Element data from apps and pages:
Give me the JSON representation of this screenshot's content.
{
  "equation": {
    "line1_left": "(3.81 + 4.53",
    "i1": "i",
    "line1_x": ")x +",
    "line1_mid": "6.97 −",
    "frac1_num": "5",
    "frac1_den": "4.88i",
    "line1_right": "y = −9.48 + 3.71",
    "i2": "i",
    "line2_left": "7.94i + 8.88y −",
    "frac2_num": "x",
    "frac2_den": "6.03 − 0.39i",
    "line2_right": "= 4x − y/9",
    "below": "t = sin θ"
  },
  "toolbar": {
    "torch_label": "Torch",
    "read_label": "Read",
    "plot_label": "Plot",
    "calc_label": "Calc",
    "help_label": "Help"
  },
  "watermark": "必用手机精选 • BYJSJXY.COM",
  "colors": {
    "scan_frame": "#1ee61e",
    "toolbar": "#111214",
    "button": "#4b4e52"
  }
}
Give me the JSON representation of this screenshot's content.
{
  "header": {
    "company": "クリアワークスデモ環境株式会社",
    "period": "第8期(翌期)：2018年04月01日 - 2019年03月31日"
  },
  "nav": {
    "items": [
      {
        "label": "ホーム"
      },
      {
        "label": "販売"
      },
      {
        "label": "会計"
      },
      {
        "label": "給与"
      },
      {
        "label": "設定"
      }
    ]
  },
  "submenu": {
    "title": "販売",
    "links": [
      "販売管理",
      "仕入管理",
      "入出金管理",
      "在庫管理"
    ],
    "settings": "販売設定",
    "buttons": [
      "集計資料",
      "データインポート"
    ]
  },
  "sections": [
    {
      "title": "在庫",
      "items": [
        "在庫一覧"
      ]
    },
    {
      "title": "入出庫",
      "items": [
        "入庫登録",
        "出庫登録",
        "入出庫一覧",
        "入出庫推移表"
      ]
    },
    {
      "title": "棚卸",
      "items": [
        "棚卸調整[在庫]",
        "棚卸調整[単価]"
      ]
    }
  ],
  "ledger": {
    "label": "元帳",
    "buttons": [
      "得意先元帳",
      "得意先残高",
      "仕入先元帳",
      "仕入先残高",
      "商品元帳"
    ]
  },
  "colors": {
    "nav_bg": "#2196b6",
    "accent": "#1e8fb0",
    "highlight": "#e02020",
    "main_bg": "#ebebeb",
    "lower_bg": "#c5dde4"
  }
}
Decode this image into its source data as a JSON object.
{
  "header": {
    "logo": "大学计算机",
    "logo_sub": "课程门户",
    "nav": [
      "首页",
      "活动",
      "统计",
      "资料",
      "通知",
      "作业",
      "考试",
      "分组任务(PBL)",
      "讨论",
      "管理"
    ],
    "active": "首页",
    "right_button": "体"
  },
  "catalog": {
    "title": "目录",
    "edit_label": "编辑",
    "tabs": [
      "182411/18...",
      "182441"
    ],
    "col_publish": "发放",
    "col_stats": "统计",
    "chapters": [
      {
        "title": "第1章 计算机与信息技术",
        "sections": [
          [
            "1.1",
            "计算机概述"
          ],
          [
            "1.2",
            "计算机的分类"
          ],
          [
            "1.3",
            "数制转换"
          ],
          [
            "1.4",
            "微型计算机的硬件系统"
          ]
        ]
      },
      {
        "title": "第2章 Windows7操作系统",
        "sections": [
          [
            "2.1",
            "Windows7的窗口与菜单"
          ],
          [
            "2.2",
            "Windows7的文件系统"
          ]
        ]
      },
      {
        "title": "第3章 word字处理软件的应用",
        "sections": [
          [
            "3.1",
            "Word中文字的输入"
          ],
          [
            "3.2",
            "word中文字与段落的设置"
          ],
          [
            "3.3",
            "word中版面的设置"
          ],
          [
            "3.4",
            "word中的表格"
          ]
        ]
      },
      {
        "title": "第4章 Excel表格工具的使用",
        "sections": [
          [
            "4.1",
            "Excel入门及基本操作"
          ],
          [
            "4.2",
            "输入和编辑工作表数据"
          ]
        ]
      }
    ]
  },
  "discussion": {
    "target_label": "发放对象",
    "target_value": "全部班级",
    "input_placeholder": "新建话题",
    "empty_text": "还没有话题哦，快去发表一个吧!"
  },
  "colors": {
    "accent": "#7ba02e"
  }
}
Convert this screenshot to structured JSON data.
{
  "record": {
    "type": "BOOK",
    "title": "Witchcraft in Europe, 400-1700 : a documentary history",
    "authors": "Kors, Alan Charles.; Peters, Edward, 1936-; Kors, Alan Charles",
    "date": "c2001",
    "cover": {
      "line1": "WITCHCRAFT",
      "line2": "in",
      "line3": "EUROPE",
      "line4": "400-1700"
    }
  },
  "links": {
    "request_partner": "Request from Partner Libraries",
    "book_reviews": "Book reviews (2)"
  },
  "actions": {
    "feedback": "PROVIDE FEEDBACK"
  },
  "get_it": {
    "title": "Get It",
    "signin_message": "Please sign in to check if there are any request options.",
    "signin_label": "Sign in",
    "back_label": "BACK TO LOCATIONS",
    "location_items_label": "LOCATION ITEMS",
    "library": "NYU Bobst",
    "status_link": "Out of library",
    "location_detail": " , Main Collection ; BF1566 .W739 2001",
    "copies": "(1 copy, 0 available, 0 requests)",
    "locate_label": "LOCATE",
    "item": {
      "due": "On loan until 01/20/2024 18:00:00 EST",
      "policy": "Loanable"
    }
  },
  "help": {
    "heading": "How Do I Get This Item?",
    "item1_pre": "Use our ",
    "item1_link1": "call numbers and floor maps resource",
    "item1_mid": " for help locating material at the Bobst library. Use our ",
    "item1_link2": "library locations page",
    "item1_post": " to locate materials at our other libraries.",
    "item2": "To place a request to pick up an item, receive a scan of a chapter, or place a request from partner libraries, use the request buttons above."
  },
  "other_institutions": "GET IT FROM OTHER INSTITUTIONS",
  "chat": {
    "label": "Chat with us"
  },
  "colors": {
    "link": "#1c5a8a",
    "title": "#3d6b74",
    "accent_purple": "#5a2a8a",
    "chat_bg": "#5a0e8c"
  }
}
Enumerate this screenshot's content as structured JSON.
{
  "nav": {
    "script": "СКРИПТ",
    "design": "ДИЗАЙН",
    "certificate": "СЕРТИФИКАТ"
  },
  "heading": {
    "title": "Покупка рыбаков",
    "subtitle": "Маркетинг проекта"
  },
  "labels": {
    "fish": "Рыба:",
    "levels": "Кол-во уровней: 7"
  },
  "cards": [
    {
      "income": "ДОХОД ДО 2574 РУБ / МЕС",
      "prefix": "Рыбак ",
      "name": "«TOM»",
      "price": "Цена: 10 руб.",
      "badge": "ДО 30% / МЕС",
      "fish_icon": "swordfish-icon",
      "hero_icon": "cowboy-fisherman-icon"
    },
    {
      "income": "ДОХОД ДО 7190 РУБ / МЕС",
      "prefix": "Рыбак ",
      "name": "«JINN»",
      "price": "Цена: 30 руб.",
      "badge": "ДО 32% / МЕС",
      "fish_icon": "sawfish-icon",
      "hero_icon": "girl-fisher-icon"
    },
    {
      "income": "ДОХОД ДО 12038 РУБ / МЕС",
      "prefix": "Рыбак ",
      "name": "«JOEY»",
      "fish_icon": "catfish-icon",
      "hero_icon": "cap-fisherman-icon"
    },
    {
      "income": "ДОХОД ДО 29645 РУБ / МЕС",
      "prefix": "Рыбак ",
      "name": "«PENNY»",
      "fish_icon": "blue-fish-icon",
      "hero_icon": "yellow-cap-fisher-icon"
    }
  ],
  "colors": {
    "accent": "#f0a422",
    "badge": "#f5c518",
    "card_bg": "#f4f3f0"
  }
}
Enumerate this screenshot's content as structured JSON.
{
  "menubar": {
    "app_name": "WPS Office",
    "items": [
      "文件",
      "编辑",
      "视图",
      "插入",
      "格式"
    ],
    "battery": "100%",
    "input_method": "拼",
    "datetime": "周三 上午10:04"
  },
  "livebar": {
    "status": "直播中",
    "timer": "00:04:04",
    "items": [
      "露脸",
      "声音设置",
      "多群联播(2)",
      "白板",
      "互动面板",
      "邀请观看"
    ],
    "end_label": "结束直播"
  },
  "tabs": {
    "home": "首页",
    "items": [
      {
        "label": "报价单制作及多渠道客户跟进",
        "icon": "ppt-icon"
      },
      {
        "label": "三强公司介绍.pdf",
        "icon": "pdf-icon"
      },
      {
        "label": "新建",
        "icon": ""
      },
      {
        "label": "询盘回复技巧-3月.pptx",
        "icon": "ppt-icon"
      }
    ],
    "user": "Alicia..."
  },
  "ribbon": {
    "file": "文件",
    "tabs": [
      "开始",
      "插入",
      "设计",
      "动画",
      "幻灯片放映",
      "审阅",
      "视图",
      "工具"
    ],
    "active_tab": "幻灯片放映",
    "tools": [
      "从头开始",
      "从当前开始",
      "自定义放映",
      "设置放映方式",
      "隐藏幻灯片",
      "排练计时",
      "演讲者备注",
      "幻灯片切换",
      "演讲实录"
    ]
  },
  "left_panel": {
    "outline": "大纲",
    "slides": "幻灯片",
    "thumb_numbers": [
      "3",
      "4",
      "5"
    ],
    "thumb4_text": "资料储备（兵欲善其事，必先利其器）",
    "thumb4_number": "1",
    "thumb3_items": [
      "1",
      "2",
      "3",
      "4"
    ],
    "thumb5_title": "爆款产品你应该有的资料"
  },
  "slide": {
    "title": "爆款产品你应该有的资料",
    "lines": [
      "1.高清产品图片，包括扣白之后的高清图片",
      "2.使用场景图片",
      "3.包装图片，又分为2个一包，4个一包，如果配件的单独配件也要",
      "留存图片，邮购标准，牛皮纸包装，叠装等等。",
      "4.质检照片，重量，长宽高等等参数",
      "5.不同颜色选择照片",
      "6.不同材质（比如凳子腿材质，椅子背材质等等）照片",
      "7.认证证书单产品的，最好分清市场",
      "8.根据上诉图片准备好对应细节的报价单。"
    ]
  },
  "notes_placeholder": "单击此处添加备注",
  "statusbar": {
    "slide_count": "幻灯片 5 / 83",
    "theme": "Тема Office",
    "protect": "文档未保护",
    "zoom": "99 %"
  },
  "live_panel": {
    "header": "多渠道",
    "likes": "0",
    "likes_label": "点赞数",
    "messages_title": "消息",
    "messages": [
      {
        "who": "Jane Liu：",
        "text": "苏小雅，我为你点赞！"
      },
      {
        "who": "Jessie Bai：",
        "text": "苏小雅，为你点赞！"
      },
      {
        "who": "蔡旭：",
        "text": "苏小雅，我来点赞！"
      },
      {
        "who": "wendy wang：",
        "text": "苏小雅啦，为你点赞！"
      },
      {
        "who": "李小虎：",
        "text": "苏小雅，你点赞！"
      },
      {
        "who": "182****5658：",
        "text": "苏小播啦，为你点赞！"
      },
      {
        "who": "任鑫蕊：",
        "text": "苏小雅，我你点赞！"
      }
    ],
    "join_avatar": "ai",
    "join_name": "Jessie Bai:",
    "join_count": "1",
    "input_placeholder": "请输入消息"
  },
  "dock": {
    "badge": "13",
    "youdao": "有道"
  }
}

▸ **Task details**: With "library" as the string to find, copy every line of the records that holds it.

▸ **Task response**:
    "library": "NYU Bobst",
    "status_link": "Out of library",
    "item1_mid": " for help locating material at the Bobst library. Use our ",
    "item1_link2": "library locations page",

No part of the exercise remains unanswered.